Enbridge pipeline plan subject of Feb. 1 meet

RCMP say they’ll be keeping an eye on the Feb. 1 Enbridge public meeting here.

  • Jan. 25, 2011 8:00 p.m.

RCMP say they’ll be keeping an eye on the Feb. 1 Enbridge public meeting here.

The session, co-hosted by the City of Terrace, the Terrace Economic Development Authority and the Kitimat-Terrace and District Labour Council, could be a template for meetings held in other communities concerning the company’s plan to build a $5.5 billion pipeline carrying oil from Alberta to a marine export terminal at Kitimat.

Enbridge officials have spoken at sessions it has organized, at sessions hosted by specific groups for specific audiences and at regularly-scheduled sessions of local governments but not in a format as planned here.

The pipeline plan has been met with stiff opposition from environmental and aboriginal groups leading to protests, demonstrations and marches in mainly large cities.

Four people, including an Enbridge official, will speak at the meeting.

An earlier meeting invitation issued by the city was rejected by the company, saying it was worried there would be disruptions by people in the audience. Company officials now say they’ve been given assurances of an orderly meeting.

“We expect a smooth event but will monitor it,” said Terrace RCMP Inspector Eric Stubbs. He did add Enbridge did not ask for a police presence.

“Anytime there is a public event where a large group of people will be present, we will have some level of presence,” said Stubbs.

He listed Riverboat Days events, Hockeyville events and public dances as examples.
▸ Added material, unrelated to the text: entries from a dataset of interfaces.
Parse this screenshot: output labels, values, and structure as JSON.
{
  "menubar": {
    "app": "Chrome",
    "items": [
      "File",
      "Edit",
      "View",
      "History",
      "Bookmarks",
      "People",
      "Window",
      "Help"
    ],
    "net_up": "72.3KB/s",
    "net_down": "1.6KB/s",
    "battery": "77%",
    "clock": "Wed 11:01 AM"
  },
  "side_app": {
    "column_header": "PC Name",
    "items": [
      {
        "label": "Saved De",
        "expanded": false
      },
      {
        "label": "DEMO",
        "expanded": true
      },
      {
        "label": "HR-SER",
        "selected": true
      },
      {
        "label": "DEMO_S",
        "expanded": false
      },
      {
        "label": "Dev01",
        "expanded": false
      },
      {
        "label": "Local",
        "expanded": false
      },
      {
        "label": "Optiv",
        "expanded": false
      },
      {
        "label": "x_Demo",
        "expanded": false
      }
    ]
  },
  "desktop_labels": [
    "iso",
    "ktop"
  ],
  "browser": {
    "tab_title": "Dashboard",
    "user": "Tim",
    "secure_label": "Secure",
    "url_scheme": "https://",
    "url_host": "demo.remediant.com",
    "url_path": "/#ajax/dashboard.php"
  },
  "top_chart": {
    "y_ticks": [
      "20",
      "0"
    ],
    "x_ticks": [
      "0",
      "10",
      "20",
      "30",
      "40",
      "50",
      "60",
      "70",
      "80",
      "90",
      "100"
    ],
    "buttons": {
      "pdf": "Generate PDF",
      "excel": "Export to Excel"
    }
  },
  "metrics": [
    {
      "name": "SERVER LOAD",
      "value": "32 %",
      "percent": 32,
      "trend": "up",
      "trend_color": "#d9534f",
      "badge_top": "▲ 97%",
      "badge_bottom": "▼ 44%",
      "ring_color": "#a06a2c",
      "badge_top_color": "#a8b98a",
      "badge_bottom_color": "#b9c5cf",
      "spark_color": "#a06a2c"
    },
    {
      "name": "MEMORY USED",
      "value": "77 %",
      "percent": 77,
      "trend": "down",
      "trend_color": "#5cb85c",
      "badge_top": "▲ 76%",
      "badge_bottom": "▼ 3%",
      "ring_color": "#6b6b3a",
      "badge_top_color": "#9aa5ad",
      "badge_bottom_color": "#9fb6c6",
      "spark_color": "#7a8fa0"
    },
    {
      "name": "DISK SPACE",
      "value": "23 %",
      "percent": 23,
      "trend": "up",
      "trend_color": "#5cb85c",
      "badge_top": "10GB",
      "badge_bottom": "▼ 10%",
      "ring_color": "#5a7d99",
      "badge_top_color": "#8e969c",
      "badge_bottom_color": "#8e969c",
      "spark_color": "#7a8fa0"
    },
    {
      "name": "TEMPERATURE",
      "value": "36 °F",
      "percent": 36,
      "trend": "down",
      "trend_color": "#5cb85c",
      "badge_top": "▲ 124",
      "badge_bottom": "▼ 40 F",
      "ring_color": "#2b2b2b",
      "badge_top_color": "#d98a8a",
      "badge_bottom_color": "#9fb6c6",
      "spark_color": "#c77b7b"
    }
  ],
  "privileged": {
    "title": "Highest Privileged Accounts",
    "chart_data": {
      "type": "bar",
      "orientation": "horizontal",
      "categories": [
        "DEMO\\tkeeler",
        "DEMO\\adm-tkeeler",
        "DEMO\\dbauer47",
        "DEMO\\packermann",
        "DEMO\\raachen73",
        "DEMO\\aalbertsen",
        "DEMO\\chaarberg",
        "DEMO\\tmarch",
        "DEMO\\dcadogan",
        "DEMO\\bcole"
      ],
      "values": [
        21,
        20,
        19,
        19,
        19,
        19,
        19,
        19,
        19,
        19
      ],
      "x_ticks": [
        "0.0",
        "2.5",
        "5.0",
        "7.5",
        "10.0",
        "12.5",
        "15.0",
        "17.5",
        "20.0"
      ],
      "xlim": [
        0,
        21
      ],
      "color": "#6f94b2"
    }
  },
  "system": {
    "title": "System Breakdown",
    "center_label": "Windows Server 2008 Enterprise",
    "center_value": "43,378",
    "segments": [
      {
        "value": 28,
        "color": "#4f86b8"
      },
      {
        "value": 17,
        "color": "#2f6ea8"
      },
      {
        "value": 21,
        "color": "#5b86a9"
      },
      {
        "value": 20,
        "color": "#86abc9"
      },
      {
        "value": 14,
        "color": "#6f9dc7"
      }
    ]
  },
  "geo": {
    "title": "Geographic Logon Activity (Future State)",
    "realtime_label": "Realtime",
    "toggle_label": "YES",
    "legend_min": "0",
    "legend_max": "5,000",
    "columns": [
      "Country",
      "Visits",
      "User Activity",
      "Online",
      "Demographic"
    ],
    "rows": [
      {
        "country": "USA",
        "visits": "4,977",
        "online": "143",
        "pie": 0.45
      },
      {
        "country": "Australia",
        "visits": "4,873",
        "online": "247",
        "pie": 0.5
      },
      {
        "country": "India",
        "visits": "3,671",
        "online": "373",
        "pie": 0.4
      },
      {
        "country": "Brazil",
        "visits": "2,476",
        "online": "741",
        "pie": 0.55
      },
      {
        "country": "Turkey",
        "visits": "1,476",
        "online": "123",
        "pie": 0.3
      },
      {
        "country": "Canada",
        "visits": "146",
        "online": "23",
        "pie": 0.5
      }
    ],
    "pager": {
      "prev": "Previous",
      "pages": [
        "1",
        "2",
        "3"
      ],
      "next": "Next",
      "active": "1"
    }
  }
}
Police will also be present where protests are possible, Stubbs added.

The last time there was a large public presence at an event regarding a controversial economic development was in July 2008 when Shell Canada held an open house at the Elks lodge to outline its plans to drill for coalbed methane natural gas in the Klappan.

That resulted in a march to the location with RCMP officers controlling traffic and being stationed inside the lodge.

The four people speaking Feb. 1 are Kitsumkalum treaty negotiator Gerald Wesley, Dawson Creek mayor Mike Bernier, former Pembina Institute policy analyst Greg Brown and Morgan Yates from Enbridge.

Each will speak for 15 minutes and there will be an hour-long question and answer period. The session begins at 7 p.m. at the R.E.M. Lee Theatre.